- Remember the aim is to get in 150 minutes per week and also give your body time to recover.
- Rather start with a low intensity form of exercise than a high intensity form when it comes to aiming for a time-based programme.
- Choose cardiovascular activities you enjoy, such as swimming, cycling, or playing soccer with friends to determine your daily physical activity.
- If you need a variety of activities to stay motivated, combine a few that appeal to you.
- Physical activity can be accumulated through a variety of activities, not just running.
- Walking is a great way to do moderate-intensity physical activity.
- Moderate-intensity physical activity means working hard enough to raise your heart rate and break a sweat, yet still being able to carry on a conversation.
- You can also start your routine with 10 to 15 minutes of cardiovascular exercise daily.
- Each week, add five minutes to your exercise programme until you reach 30 minutes of moderate intensity for a minimum of five days per week.
- Alternately, you may do 20 minutes of vigorous-intensity exercise three days per week.
- The 30-minute recommendation is for the average healthy adult to maintain health and reduce the risk for chronic disease.
- It should be noted that to lose weight or maintain weight loss, 60 to 90 minutes of physical activity may be necessary.
Example of an exercise schedule
|MPA||25 min||25 min||25 min||25 min||25 min||25 min||REST|
|MPA||30 min||30 min||REST||30 min||30 min||30 min||REST|
A good way to monitor your body’s adaptation is what we call the ’24 hour response’.
- Take note of what time you do your first activity and the duration of your activity.
- 24 hours after the first activity, check in with your body.
- I feel good: do the same activity for the same duration.
- I am in discomfort: half the time and do the same activity.
- I am in pain: skip today and check in again in 24 hours.
Only after a whole week of reporting an ‘I feel good’ check in, can you increase your duration by 10%. eg. 25min will now become 27min 30sec.

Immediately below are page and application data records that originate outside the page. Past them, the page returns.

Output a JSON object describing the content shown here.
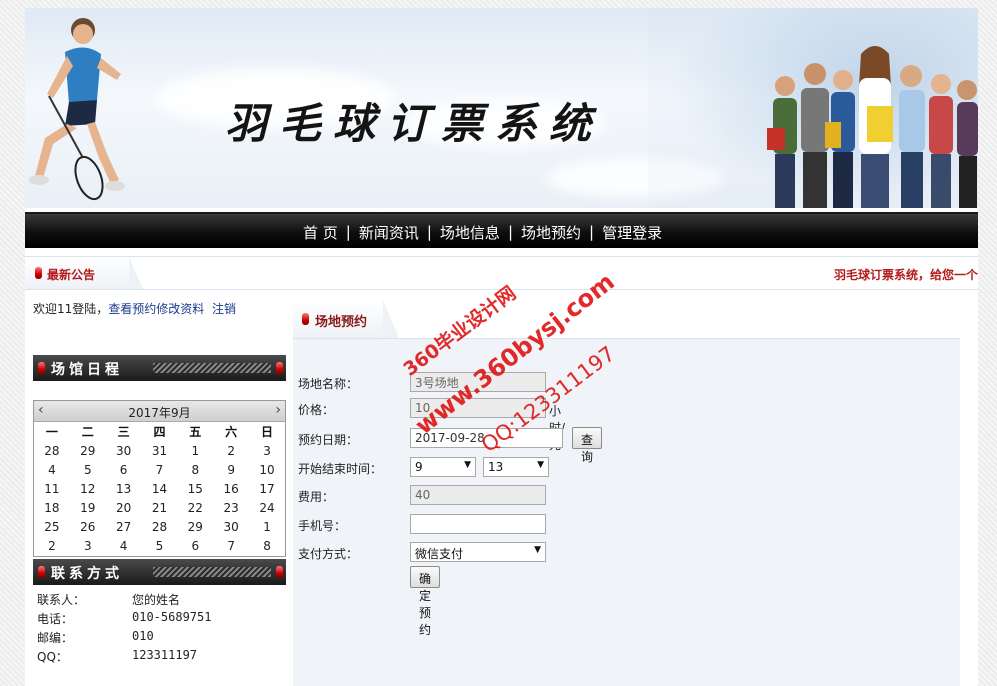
{
  "banner": {
    "title": "羽毛球订票系统"
  },
  "nav": {
    "items": [
      "首 页",
      "新闻资讯",
      "场地信息",
      "场地预约",
      "管理登录"
    ]
  },
  "notice": {
    "title": "最新公告",
    "text": "羽毛球订票系统，给您一个"
  },
  "welcome": {
    "text": "欢迎11登陆，",
    "links": [
      "查看预约修改资料",
      "注销"
    ]
  },
  "sidebar": {
    "schedule_title": "场馆日程",
    "contact_title": "联系方式",
    "contact": [
      {
        "label": "联系人：",
        "value": "您的姓名"
      },
      {
        "label": "电话：",
        "value": "010-5689751"
      },
      {
        "label": "邮编：",
        "value": "010"
      },
      {
        "label": "QQ：",
        "value": "123311197"
      }
    ]
  },
  "calendar": {
    "title": "2017年9月",
    "prev": "‹",
    "next": "›",
    "weekdays": [
      "一",
      "二",
      "三",
      "四",
      "五",
      "六",
      "日"
    ],
    "weeks": [
      [
        "28",
        "29",
        "30",
        "31",
        "1",
        "2",
        "3"
      ],
      [
        "4",
        "5",
        "6",
        "7",
        "8",
        "9",
        "10"
      ],
      [
        "11",
        "12",
        "13",
        "14",
        "15",
        "16",
        "17"
      ],
      [
        "18",
        "19",
        "20",
        "21",
        "22",
        "23",
        "24"
      ],
      [
        "25",
        "26",
        "27",
        "28",
        "29",
        "30",
        "1"
      ],
      [
        "2",
        "3",
        "4",
        "5",
        "6",
        "7",
        "8"
      ]
    ]
  },
  "panel": {
    "title": "场地预约"
  },
  "form": {
    "venue_label": "场地名称：",
    "venue_value": "3号场地",
    "price_label": "价格：",
    "price_value": "10",
    "price_unit": "小时/元",
    "date_label": "预约日期：",
    "date_value": "2017-09-28",
    "query_button": "查询",
    "time_label": "开始结束时间：",
    "start_value": "9",
    "end_value": "13",
    "fee_label": "费用：",
    "fee_value": "40",
    "phone_label": "手机号：",
    "phone_value": "",
    "pay_label": "支付方式：",
    "pay_value": "微信支付",
    "submit_button": "确定预约"
  },
  "watermark": {
    "line1": "360毕业设计网",
    "line2": "www.360bysj.com",
    "line3": "QQ:123311197"
  }
}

This rule applies even if you had to half your duration due to an ‘I am in discomfort’ check in. eg. 25min halved turned into 12min 30sec and will increase to 13min 45sec. (Adapted method)
Incorporate strength training into your routine.
- Do eight to 10 strength training exercises, eight to 12 repetitions of each exercise twice a week.
- This can be accomplished by using dumbbells, resistance bands or your own body weight.
- Put it on paper where you can see your plan and your adjustments.
- It makes things easier when you need to get advice on exercise if you can demonstrate or explain what you have been doing in the past.
How can your physiotherapist help you?
- By assessing your fitness level if you find yourself struggling to keep up with your programme.
- Doing a posture and biomechanical assessment if you start experiencing pain.
- Assist you on how to use certain exercise equipment.
- Provide you with more personalised advice regarding your health journey.
This article was updated by Danielle Ross from the Douglasdale branch of Lamberti Physiotherapy. If you would like some assistance in getting started on your journey to good health, contact her directly or else complete this easy appointment form to book a session.
- Koep J, Rickard S 2017 Exercise for Pain Rehabilitation. Module 4, Train Pain Academy, Johannesburg